Once again I did not have to travel very far for a new lesson in a fascinating food culture. In fact, I didn’t even have to leave work…
One of the perks about being a student, alumni, or employee at The French Culinary Institute (at The International Culinary Center) is that you get to attend intimate demonstrations in our amphitheater. There’s always some amazing chef, restaurateur, or food/beverage specialist from near or far showing off their latest creations or their favorite techniques in the name of education.
Last week, chef, cookbook author, and cultural liaison, Hiroko Shimbo brought three Japanese chefs from Aburiya Kin’nosuke restaurant (here in NYC) to demonstrate an ancient Japanese barbecue technique using the finest hand-crafted charcoal in Japan (and maybe the world).

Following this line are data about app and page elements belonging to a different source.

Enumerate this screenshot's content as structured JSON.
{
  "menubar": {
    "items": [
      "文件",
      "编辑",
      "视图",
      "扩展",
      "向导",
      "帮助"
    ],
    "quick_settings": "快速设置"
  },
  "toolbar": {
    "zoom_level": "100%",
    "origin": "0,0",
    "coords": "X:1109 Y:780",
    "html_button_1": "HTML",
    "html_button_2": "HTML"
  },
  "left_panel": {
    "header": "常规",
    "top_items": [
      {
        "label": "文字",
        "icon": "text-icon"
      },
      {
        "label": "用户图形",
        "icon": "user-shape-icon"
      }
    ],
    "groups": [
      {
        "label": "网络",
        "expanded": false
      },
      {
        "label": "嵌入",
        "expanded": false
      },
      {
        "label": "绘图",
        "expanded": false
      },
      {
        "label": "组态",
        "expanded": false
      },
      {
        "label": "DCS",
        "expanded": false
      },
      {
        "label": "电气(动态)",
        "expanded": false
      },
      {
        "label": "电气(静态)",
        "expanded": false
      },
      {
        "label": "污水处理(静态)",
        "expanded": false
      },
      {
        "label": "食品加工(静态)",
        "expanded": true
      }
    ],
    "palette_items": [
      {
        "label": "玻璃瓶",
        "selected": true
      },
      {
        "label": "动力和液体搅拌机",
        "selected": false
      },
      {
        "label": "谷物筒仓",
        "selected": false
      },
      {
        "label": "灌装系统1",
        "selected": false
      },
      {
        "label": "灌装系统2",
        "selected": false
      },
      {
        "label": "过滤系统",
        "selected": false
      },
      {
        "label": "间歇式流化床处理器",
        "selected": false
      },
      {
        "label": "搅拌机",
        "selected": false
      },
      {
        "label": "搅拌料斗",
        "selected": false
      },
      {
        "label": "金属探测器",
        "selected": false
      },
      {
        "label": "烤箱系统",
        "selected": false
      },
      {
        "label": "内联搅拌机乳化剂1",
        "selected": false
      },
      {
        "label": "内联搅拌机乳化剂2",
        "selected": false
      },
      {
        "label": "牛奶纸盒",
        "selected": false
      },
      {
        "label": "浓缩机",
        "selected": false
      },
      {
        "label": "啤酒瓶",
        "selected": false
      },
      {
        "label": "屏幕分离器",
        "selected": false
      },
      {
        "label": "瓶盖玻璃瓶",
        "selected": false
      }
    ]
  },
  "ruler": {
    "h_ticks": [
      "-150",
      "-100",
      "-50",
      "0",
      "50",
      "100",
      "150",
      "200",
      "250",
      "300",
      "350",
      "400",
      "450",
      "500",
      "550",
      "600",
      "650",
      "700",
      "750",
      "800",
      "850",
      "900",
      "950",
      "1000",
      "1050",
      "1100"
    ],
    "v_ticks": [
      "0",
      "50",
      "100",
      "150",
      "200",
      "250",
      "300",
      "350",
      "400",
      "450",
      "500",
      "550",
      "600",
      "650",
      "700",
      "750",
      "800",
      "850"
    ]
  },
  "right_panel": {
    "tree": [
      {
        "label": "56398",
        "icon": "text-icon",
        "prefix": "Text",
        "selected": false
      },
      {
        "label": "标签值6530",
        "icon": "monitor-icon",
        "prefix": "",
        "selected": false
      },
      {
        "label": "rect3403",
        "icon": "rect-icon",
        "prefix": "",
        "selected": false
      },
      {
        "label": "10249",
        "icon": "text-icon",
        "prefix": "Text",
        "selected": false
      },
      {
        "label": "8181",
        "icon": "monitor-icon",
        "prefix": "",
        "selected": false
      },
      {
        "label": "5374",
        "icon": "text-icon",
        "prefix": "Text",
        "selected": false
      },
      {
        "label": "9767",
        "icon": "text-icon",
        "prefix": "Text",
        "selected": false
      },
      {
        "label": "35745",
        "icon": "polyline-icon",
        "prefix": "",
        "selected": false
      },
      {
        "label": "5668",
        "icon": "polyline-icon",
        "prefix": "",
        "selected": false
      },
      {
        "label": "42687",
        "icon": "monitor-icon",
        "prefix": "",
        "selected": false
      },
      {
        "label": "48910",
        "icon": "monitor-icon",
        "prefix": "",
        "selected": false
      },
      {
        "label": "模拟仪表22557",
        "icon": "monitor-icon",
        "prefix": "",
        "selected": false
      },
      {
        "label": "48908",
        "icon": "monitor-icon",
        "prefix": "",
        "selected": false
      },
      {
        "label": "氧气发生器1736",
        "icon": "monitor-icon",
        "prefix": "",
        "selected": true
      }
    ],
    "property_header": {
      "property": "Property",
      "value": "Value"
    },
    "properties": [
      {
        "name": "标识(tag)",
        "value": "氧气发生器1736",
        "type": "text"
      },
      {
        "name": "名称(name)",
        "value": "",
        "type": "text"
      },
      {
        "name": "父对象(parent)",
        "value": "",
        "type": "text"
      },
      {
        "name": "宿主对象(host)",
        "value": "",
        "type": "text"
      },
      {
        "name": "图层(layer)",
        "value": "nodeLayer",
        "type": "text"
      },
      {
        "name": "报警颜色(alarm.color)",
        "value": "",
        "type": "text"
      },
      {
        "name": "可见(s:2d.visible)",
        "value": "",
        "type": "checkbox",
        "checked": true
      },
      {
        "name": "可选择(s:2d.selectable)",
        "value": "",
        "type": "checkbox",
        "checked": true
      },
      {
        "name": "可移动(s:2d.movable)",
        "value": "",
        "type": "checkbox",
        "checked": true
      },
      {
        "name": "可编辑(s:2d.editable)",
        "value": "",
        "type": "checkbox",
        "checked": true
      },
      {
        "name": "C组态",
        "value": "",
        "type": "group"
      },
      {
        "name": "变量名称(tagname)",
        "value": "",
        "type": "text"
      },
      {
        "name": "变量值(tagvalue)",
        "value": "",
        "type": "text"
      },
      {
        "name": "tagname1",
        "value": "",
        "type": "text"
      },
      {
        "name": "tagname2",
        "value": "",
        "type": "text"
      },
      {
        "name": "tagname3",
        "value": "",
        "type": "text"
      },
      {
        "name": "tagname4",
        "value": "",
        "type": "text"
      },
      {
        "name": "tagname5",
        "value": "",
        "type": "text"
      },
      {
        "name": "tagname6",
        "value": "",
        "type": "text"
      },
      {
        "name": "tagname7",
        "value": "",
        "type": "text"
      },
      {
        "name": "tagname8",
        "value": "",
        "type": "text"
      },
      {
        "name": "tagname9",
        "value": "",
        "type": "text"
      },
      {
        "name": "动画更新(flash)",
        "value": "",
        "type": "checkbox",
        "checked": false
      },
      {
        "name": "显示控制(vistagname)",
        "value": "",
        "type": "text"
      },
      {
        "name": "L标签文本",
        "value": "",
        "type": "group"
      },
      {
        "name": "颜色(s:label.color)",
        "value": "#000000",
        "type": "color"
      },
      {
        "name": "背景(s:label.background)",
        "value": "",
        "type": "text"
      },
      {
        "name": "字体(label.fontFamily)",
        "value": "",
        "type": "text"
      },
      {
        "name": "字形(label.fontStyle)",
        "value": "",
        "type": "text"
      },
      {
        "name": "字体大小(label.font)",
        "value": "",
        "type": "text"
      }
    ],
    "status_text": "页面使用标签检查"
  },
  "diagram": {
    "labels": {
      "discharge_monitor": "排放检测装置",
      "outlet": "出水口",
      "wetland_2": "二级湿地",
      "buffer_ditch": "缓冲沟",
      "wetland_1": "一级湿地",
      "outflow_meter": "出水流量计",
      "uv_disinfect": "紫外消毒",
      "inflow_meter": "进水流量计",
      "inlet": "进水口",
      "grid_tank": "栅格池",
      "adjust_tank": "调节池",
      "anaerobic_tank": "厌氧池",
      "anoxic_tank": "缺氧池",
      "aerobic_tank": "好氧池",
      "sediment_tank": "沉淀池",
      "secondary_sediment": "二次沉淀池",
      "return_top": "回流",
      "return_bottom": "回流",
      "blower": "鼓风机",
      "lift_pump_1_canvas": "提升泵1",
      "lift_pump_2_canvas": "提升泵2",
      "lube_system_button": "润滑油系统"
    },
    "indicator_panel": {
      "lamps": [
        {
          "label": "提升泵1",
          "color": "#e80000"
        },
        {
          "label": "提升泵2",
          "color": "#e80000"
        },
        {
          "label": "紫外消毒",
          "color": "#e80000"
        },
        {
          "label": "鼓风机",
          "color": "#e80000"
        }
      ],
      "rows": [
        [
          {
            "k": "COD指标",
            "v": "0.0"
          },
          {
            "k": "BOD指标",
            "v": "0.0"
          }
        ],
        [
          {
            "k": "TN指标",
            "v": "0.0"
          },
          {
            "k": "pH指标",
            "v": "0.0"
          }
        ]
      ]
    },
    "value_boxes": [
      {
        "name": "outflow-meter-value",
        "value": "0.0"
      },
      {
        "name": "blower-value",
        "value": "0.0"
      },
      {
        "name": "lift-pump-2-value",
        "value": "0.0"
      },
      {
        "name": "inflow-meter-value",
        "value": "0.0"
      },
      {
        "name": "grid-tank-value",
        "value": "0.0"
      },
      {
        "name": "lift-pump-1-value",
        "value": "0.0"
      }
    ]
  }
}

Bincho-tan (white charcoal aka Bincho-zumi) is a 95% carbon charcoal of steel-like hardness that is hand made from the Ubamegashi tree (aka “Ubame oak”). Its use dates back to the Edo Period in Japan during the Genroku Era in Tanabe, Wakayama.
This charcoal burns for hours at 932 degrees Fahrenheit (500 Celsius)!
Chefs Jiro Iida and Sato from Aburiya Kin’nosuke demonstrated two styles of bincho-tan grilling, preparing food for over 40 observers, INSIDE the FCI’s amphitheater. When I originally heard they were going to do this demonstration, I was more than a little curious about how our ventilation and fire-suppression systems would handle such a feat – the smoke alarm in my apartment goes crazy every time I sear a single piece of meat of any kind!
I soon discovered what seems to be one of the most energy and space efficient cooking methods I’ve ever seen – AND 40 people could sit close without feeling even the slightest rise in temperature. This is something you typically only see with the most high-tech of cooking methods (such as immersion circulators), not something you expect from burning embers in a bucket of sand!
Using the proper charcoal is one crucial element of this method’s success – building the fire properly is the other. The most energy and space efficient technique is to arrange the white-hot coals in a large bin of wet sand in a tall conical shape referred to as tatezumi (the flat, more familiar style is called yokozumi). The coals emit infrared radiation in this no-moisture combustion process. The heat radiates up the coals toward the cone and circulates back down. The food is then arranged around the cone on sticks in the sand. The sand is used as a fulcrum to position the food at varying angles from the heat to control the intensity of the heat and to direct the heat’s flow. The food cooks quickly and evenly, and the geometrics of the sticks arranged in the sand allow for much more food to heated surface area. It also allows for the fat and juices from the meat to drip into the sand instead of onto the coals – voila, no smoke!
The final product has a crisp surface, moist interior, and natural flavors – no flavor is imparted from the wood or smoke (since there isn’t any!).
We tasted several dishes all cooked before our eyes:
- Teba – chicken wings
- Tsukune – seasoned ground chicken cooked on a wood paddle, served with tare glaze (sweetish soy and mirin, yakitori style glaze)
- Ayu – a very special river fish (only 1 year lifespan, must be caught wild, and are very seasonal), also known as sweetfish, that was salted then grilled and served with tade sauce (a vinegar sauce infused with the herb tade).
- And, pork ribs with a dark miso sauce
I learned so much about a highly prized bit of Japanese food culture, got to meet some truly passionate and skilled chefs, and taste some truly amazing food. Not bad for a day at work!
Photos by Jeremie Tomczak
(Hiroko’s book on Japanese cuisine is one of my all-time favorites: The Japanese Kitchen)